That executive order also established the interagency GreenGov Council, which is analyzing state agency energy and sustainability strategies.
“Pennsylvania is taking action to reduce our carbon footprint and serve as a leader in green policies to address climate change,” said Wolf.
“The first year has proven that our ambitious goals are achievable to improve our energy efficiency, protect the environment and generate cost-savings.”
The executive order, signed Jan. 8, 2019, set a goal of a 26 percent reduction in net greenhouse gas emissions by 2025 and an 80 percent reduction by 2050, from 2005 levels.
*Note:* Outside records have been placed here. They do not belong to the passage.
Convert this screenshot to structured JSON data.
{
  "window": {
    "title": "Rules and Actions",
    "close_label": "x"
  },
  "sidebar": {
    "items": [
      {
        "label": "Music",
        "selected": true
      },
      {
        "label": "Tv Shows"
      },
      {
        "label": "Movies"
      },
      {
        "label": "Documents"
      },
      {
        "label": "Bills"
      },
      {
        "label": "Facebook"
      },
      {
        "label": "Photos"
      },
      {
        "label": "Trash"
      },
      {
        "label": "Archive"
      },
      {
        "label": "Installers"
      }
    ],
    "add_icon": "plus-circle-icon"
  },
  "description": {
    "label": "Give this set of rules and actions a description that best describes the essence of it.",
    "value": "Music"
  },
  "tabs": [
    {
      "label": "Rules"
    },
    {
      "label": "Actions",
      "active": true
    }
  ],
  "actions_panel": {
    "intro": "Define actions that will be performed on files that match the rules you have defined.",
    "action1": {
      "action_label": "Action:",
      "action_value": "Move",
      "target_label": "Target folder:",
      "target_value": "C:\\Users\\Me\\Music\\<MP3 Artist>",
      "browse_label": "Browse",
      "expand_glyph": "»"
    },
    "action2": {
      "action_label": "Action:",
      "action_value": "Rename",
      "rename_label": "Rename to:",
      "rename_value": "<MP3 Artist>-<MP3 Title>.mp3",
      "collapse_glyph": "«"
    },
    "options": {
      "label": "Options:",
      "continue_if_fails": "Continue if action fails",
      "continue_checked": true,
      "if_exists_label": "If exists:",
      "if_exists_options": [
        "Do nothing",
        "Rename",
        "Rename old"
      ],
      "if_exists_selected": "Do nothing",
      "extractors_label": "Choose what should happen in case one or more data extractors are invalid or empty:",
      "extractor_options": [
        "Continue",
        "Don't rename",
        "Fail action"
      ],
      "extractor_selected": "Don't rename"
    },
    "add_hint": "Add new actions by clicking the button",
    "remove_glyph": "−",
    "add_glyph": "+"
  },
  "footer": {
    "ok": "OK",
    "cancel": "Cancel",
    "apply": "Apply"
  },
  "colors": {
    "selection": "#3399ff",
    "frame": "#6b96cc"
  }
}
A key contributor to the initial 3 percent reduction is investments through the state’s Guaranteed Energy Savings Act or GESA program, which allows public entities to fund energy efficiency projects with the savings from reduced energy costs.
The GESA program expanded to 13 projects investing over $124 million in energy efficiency upgrades, saving $6.8 million each year.
The Wolf administration also began an initiative to gather and analyze data from the commonwealth’s 8,000 electricity and natural gas meters.
The data will help identify further facility energy reductions and cost-saving project opportunities through the GESA program and prioritize capital improvement projects.
In 2019, the commonwealth purchased 308,978 MWhs of certified Renewable Energy Credits, achieving the executive order’s goal to offset the commonwealth’s electricity usage total by 40 percent.
The purchase was made possible by utilizing a small percentage, less than 10 percent, of the favorable electricity contracts resulting in savings of $2.8 million in 2019. Pennsylvania is currently ranked #35 on the EPA’s Green Power Partnership National Top 100.
“State government has a responsibility to take a leadership role in implementing best practices to reduce energy consumption and improve energy efficiency,” said Wolf.
“I commend the Council and state agencies for breaking from the status quo and exploring new opportunities to expand our green efforts that will reduce costs and protect the environment.”
The GreenGov Council is co-chaired by the departments of Conservation and Natural Resources, Environmental Protection and General Services.
The council is developing and implementing a comprehensive strategy to significantly scale up state agencies’ energy efficiency and use of renewable energy to meet ambitious targets over the next five years.
The council developed the GreenGov Agency Certification Checklist, a first-of-its-kind tool for agencies to annually evaluate their progress. More than 30 state agencies are participating to improve their green practices.
The GreenGov Council is also working toward a goal of 990 electric or hybrid plug-in vehicles to the state fleet by 2025. The commonwealth is in discussion with auto manufacturers and infrastructure vendors to provide charging stations.
Action is also being taken to meet the executive order’s high-performance design criteria into its facility design and construction practices.
To date, 11 state-owned buildings, along with one build-to-suit leased building, are being designed or in construction to meet or exceed the high-performance building standards.